Activity:
Write out the entries again exactly as they are given.

The records:
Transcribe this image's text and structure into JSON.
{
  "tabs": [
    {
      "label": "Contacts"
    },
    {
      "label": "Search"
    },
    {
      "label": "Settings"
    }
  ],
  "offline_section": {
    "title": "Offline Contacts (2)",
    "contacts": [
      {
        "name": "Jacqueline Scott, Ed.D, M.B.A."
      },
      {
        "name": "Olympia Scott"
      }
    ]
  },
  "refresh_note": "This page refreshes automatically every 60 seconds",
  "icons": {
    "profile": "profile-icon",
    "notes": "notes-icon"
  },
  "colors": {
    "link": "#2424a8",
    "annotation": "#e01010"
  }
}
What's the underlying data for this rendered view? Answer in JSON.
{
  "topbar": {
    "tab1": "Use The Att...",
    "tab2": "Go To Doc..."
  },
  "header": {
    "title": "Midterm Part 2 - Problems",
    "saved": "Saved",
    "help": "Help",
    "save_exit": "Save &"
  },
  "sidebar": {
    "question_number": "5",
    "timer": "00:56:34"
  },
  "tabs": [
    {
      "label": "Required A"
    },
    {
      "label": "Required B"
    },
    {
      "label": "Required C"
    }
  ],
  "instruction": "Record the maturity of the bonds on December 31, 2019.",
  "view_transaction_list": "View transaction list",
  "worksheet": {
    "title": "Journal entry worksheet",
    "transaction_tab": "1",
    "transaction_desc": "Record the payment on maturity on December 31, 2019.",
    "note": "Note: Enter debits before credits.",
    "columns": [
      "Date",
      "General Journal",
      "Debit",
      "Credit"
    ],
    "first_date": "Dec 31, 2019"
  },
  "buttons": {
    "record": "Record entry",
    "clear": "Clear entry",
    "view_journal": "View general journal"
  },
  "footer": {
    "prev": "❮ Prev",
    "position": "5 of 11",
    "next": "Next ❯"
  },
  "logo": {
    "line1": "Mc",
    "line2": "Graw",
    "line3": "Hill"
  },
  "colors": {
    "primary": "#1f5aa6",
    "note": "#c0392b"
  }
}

Task result:
Transcribe this image's text and structure into JSON.
{
  "tabs": [
    {
      "label": "Contacts"
    },
    {
      "label": "Search"
    },
    {
      "label": "Settings"
    }
  ],
  "offline_section": {
    "title": "Offline Contacts (2)",
    "contacts": [
      {
        "name": "Jacqueline Scott, Ed.D, M.B.A."
      },
      {
        "name": "Olympia Scott"
      }
    ]
  },
  "refresh_note": "This page refreshes automatically every 60 seconds",
  "icons": {
    "profile": "profile-icon",
    "notes": "notes-icon"
  },
  "colors": {
    "link": "#2424a8",
    "annotation": "#e01010"
  }
}
What's the underlying data for this rendered view? Answer in JSON.
{
  "topbar": {
    "tab1": "Use The Att...",
    "tab2": "Go To Doc..."
  },
  "header": {
    "title": "Midterm Part 2 - Problems",
    "saved": "Saved",
    "help": "Help",
    "save_exit": "Save &"
  },
  "sidebar": {
    "question_number": "5",
    "timer": "00:56:34"
  },
  "tabs": [
    {
      "label": "Required A"
    },
    {
      "label": "Required B"
    },
    {
      "label": "Required C"
    }
  ],
  "instruction": "Record the maturity of the bonds on December 31, 2019.",
  "view_transaction_list": "View transaction list",
  "worksheet": {
    "title": "Journal entry worksheet",
    "transaction_tab": "1",
    "transaction_desc": "Record the payment on maturity on December 31, 2019.",
    "note": "Note: Enter debits before credits.",
    "columns": [
      "Date",
      "General Journal",
      "Debit",
      "Credit"
    ],
    "first_date": "Dec 31, 2019"
  },
  "buttons": {
    "record": "Record entry",
    "clear": "Clear entry",
    "view_journal": "View general journal"
  },
  "footer": {
    "prev": "❮ Prev",
    "position": "5 of 11",
    "next": "Next ❯"
  },
  "logo": {
    "line1": "Mc",
    "line2": "Graw",
    "line3": "Hill"
  },
  "colors": {
    "primary": "#1f5aa6",
    "note": "#c0392b"
  }
}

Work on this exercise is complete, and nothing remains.